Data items
☆ ☆ ☆

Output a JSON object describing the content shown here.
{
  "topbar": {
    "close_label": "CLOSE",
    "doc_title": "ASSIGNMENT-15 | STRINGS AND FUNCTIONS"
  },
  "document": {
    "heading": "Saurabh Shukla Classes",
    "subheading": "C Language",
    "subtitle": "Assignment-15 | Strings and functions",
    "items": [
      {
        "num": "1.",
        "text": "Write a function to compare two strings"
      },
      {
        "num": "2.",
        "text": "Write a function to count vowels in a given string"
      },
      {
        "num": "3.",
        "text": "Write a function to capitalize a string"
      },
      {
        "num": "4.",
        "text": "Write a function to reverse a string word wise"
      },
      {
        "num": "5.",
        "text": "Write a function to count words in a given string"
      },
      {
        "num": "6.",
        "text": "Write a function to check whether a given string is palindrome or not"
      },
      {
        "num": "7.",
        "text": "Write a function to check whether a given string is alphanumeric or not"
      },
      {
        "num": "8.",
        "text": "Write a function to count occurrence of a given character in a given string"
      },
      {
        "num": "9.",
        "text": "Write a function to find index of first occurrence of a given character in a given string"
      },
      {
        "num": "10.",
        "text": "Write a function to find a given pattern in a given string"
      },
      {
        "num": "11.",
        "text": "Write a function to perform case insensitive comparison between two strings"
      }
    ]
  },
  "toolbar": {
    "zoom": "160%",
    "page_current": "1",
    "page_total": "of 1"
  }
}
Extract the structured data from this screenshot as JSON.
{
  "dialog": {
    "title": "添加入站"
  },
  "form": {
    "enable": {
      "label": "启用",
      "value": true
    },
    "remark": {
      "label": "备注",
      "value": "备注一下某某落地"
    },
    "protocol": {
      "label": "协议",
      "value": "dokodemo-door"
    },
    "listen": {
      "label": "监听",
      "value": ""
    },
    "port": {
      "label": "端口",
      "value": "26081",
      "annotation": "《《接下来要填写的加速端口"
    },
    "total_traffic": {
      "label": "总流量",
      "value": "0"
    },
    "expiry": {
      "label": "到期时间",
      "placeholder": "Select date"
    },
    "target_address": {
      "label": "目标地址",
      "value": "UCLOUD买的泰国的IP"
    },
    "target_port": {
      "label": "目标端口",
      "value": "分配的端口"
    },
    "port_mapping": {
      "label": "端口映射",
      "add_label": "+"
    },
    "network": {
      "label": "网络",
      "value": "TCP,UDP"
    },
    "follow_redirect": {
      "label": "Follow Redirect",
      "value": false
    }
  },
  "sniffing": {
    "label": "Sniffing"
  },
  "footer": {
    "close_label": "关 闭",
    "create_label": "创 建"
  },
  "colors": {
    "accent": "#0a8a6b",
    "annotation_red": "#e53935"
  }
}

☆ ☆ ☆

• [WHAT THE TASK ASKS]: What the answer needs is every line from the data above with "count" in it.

• [RESPONSE]:
        "text": "Write a function to count vowels in a given string"
        "text": "Write a function to count words in a given string"
        "text": "Write a function to count occurrence of a given character in a given string"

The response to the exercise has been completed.